Jaish-e-Mohammed carried out a string of deadly attacks against Indian targets, including the attack on the Indian Parliament in December 2001 that brought India and Pakistan to the brink of a full-scale war. The terrorist attack on the Parliament of India in New Delhi happened on December 13, 2001. The perpetrators belonged to the Lashkar-e-Taiba (LeT) and the Jaish-e-Mohammed (JeM) — both Pakistan-based terrorist organisations. The attack led to the deaths of five terrorists, six Delhi Police personnel, two Parliament Security Service personnel and a gardener — in total 14 — and to increased tensions between India and Pakistan, resulting in the 2001-02 India–Pakistan standoff.
Soon after the Indian Parliament attack, on December 29, 2001, Masood Azhar was detained for a year by Pakistani authorities, after diplomatic pressure by India and the international community, in connection with the attack but was never formally charged. The Lahore high court ordered an end to the house arrest on December 14, 2002, much to the fury of India. Azhar was never arrested after that.
On December 7, 2008, it was claimed that he was among several arrested by the Pakistani government after a military raid on a camp located on the outskirts of Muzaffarabad in connection with the 2008 Mumbai attacks. He continued to live in Bhawalpur. Pakistan’s government denied it had arrested Masood Azhar and said it was unaware of his whereabouts. On January 26, 2014, Masood Azhar reappeared after a seclusion of six years. He addressed a rally in Muzaffarabad, calling for the resumption of jihad in Kashmir. His group, Jaish-e-Muhammad, claims he is currently in Srinagar, India.
The 2016 Pathankot attack on Indian air base is said to be masterminded by Masood Azhar and his brother. They were in direct touch with the terrorists even after the attack had begun. Indian investigative agencies have given dossiers containing proof of Azhar’s complicity in the terror attack and also sought a second red corner notice from Interpol.
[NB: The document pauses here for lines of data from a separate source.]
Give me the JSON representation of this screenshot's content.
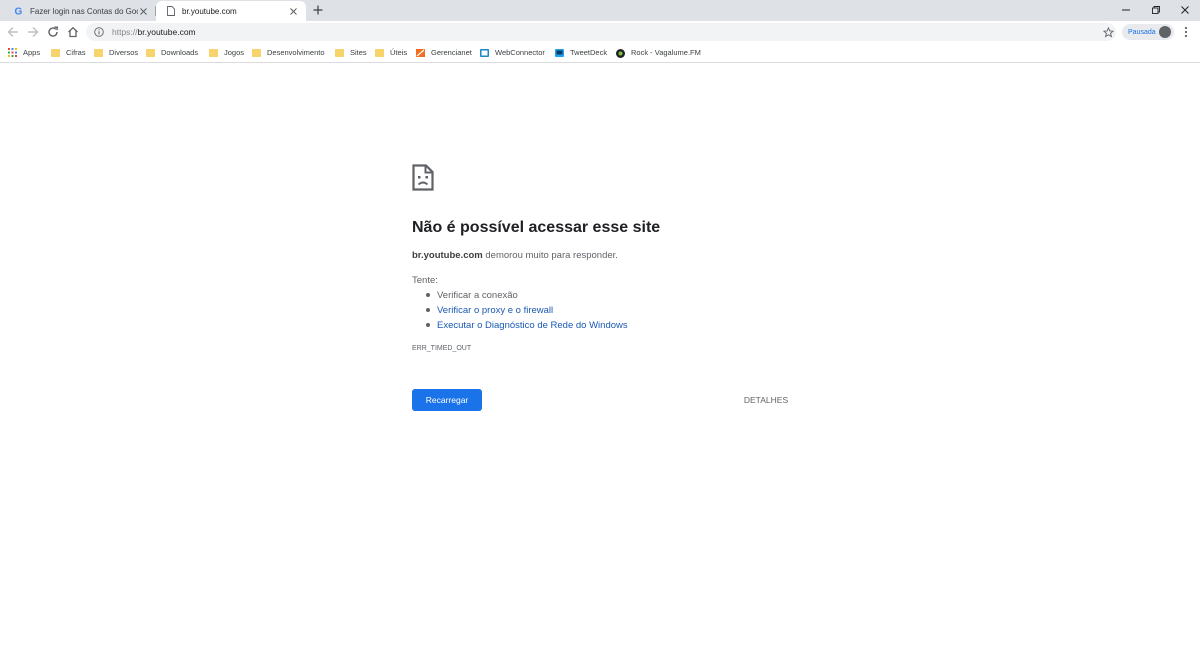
{
  "tabs": [
    {
      "title": "Fazer login nas Contas do Google",
      "icon": "google-icon"
    },
    {
      "title": "br.youtube.com",
      "icon": "page-icon",
      "active": true
    }
  ],
  "toolbar": {
    "url_scheme": "https://",
    "url_host": "br.youtube.com",
    "profile_label": "Pausada"
  },
  "bookmarks": [
    {
      "label": "Apps",
      "icon": "apps-grid-icon"
    },
    {
      "label": "Cifras",
      "icon": "folder-icon"
    },
    {
      "label": "Diversos",
      "icon": "folder-icon"
    },
    {
      "label": "Downloads",
      "icon": "folder-icon"
    },
    {
      "label": "Jogos",
      "icon": "folder-icon"
    },
    {
      "label": "Desenvolvimento",
      "icon": "folder-icon"
    },
    {
      "label": "Sites",
      "icon": "folder-icon"
    },
    {
      "label": "Úteis",
      "icon": "folder-icon"
    },
    {
      "label": "Gerencianet",
      "icon": "gerencianet-icon"
    },
    {
      "label": "WebConnector",
      "icon": "webconnector-icon"
    },
    {
      "label": "TweetDeck",
      "icon": "tweetdeck-icon"
    },
    {
      "label": "Rock - Vagalume.FM",
      "icon": "vagalume-icon"
    }
  ],
  "error": {
    "title": "Não é possível acessar esse site",
    "host": "br.youtube.com",
    "description": " demorou muito para responder.",
    "try_label": "Tente:",
    "suggestions": [
      "Verificar a conexão",
      "Verificar o proxy e o firewall",
      "Executar o Diagnóstico de Rede do Windows"
    ],
    "code": "ERR_TIMED_OUT",
    "reload_label": "Recarregar",
    "details_label": "DETALHES"
  },
  "colors": {
    "accent": "#1a73e8",
    "link": "#1a58b3",
    "tabstrip": "#dee1e6"
  }
}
On February 14, 2019, a convoy of vehicles carrying security personnel from the Central Reserve Police Force (CRPF) was attacked by a vehicle-bound suicide bomber in Lethpora near Awantipora, Pulwama district, Jammu and Kashmir, India. The attack resulted in the death of about 44 CRPF personnel and the attacker. The responsibility for the attack was claimed by Jaish-e-Mohammed. He approved the attacks from the Pakistani Army Hospital where he is under protective custody.
After the attack, France, the United Kingdom and the United States moved a proposal at the UN Security Council to ban Masood Azhar and declare/designate him as an international terrorist. China had put up stiff resistance for Pakistan and Masood Azhar in the past on four occasions but finally China realised that she can not antagonise the world community on the question of war and peace, especially terrorism. She cannot eschew being seen playing woolly and wooden-headed diplomacy in the present dynamics of international relations.
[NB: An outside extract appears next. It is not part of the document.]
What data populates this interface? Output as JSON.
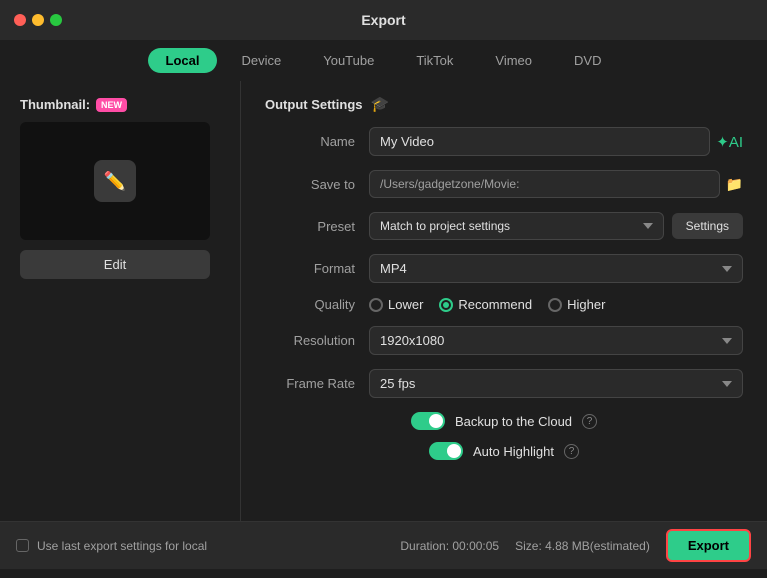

Mohammed Masood Azhar Alvi was on May 1, 2019 listed, pursuant to paragraphs 2 and 4 of resolution 2368 (2017) as being associated with Al-Qaida for “participating in the financing, planning, facilitating, preparing, or perpetrating of acts or activities by, in conjunction with, under the name of, on behalf of, or in support of”, “supplying, selling or transferring arms and related material to”, “recruiting for”, “otherwise supporting acts or activities of”, and “other acts or activities indicating association with”:
A big win For India — the UNSC designation will subject Masood Azhar to an assets freeze, a travel ban and an arms embargo. Now Pakistan cannot hide behind the usual denial syndrome anymore. She has to act decisively and firmly against the terrorists nurtured in her backyard and demonstrate to the world that Pakistani soil would not be allowed to be used by terrorists.
The writer is a senior advocate and a political analyst based in Srinagar